by the India Brand Equity Foundation (IBEF). This shouldn’t be difficult given that IBEF is a trust established by the Ministry of Commerce with the CII. As pointed out earlier Godrej is the President of the CII.
The presentation throws up some interesting facts: A few of them are listed below:
– Despite healthy growth over the past few years, the Indian banking sector is relatively underpenetrated.
– Limited banking penetration in India is also evident from low branch per 100,000 adults ratio – – Branch per 100,000 adults ratio in India stands at 747 compared to 1,065 for Brazil and 2,063 for Malaysia
– Of the 600,000 village habitations in India only 5 per cent have a commercial bank branch
– Only 40 per cent of the adult population has bank accounts.
Given this it is unlikely that many Indian farmers have banks accounts. How can those who don’t even have bank accounts be expected to invest in the stock market? Also the stock returns in India even over the long term haven’t been great. The BSE Sensex over a period of 20 years has given a return of 8.9% per year. And even these returns haven’t been guaranteed.
So the first thing that Indian farmers should be doing is opening bank accounts.
Also, how can farmers be expected buy stocks when even the Indian middle class, which makes much more money than the Indian farmer has stayed away from investing in stocks. And there are genuine reasons for it.

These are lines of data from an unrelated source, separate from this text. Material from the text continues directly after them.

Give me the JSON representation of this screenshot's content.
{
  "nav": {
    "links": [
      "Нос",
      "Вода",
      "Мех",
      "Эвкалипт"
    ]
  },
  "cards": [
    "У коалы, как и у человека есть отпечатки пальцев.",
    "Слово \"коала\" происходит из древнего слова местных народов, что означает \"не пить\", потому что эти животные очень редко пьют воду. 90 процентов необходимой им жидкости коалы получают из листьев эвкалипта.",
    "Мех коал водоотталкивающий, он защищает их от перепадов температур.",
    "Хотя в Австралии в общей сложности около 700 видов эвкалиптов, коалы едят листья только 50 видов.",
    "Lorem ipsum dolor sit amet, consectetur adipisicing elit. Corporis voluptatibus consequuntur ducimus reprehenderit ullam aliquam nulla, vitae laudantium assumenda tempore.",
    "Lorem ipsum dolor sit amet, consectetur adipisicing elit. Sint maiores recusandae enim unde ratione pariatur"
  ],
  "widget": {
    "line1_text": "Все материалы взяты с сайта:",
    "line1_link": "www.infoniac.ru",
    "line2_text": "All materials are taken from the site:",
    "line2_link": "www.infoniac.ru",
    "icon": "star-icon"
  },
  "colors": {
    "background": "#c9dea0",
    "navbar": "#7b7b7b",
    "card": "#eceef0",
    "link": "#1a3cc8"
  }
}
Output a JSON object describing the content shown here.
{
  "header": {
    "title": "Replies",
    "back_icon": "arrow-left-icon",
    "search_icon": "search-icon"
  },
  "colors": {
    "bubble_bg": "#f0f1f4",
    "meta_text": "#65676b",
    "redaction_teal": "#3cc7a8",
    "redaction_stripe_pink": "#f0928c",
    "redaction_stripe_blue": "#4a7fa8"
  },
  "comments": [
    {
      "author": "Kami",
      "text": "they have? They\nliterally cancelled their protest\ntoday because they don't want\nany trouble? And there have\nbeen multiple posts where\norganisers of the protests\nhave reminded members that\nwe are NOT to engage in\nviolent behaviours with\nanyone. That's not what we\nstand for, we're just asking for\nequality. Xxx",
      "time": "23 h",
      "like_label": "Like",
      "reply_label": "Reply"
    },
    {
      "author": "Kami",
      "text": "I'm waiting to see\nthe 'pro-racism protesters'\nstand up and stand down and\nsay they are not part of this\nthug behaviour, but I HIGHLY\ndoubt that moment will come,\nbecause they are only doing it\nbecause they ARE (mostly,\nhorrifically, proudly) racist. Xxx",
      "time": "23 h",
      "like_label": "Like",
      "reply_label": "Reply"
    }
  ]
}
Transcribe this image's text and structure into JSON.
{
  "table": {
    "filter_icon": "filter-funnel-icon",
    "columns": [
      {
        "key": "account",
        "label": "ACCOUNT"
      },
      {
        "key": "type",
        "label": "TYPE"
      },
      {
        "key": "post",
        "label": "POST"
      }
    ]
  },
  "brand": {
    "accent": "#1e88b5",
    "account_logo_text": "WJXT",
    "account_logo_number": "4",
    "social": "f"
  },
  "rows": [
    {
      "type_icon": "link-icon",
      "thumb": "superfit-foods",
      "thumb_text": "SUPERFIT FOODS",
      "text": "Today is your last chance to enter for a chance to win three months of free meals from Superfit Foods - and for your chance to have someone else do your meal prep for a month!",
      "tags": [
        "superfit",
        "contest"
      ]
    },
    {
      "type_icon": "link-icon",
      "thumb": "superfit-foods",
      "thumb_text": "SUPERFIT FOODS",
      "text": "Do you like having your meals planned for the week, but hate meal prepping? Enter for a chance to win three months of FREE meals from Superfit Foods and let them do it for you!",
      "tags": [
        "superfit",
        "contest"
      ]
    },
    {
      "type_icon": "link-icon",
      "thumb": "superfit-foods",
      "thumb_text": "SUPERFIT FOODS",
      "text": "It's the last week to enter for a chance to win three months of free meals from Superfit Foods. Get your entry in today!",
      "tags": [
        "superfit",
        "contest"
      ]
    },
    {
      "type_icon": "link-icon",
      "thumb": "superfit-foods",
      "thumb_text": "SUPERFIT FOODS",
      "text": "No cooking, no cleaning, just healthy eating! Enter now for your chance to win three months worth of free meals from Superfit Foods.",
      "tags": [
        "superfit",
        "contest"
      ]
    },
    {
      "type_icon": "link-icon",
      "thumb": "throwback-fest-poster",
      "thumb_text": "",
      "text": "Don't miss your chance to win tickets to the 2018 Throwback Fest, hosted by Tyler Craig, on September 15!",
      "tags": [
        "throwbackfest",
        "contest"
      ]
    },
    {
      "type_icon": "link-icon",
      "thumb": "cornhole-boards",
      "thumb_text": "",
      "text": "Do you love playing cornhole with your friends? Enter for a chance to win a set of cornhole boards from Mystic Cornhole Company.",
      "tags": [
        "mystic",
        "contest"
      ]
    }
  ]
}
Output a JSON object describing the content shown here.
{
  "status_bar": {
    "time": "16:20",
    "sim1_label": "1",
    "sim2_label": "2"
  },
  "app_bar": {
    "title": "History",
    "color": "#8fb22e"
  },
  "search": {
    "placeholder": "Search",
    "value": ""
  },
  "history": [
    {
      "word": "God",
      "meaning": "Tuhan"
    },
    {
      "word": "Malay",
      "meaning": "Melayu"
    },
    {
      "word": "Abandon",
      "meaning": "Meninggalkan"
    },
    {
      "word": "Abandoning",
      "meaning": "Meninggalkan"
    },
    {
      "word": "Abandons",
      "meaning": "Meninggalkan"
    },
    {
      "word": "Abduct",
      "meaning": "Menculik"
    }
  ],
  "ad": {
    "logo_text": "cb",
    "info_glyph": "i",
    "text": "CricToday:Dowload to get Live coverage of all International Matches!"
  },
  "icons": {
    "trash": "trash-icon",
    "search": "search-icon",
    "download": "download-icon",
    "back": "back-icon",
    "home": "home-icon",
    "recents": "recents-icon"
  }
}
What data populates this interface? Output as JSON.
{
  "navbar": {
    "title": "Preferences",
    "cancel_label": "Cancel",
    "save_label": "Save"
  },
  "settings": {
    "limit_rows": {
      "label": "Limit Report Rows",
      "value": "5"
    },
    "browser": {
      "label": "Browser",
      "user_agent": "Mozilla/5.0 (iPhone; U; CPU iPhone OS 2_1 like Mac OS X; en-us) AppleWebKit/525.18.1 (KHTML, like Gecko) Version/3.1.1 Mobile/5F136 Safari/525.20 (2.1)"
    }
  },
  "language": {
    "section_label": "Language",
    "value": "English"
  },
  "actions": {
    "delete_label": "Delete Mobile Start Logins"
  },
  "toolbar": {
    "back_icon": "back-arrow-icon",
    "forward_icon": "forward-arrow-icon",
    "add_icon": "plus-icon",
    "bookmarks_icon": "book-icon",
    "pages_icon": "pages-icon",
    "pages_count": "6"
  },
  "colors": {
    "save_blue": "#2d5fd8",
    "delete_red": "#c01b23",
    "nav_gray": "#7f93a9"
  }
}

As Shankar Sharma of First Global told me in a recent interview I did for the Daily News and Analysis(DNA): “We see too much of risk in our day to day lives and so we want security when it comes to our financial investing. Investing in equity is a mindset. That when I am secure, I have got good visibility of my future, be it employment or business or taxes, when all those things are set, then I say okay, now I can take some risk in life. But look across emerging markets, look at Brazil’s history, look at Russia’s history, look at India’s history, look at China’s history, do you think citizens of any of these countries can say I have had a great time for years now? That life has been nice and peaceful? I have a good house with a good job with two kids playing in the lawn with a picket fence? Sorry boss, this has never happened.”
This statement is as valid for the Indian farmer as it is for the Indian middle class. And so it’s time Adi Godrej realised that things in the real India are a little different. Marie Antoinette
may not have said “let them eat cakes” but Adi Godrej surely did.
(The article originally appeared on on September 12,2012.
(Vivek Kaul is a writer and can be reached at [email protected])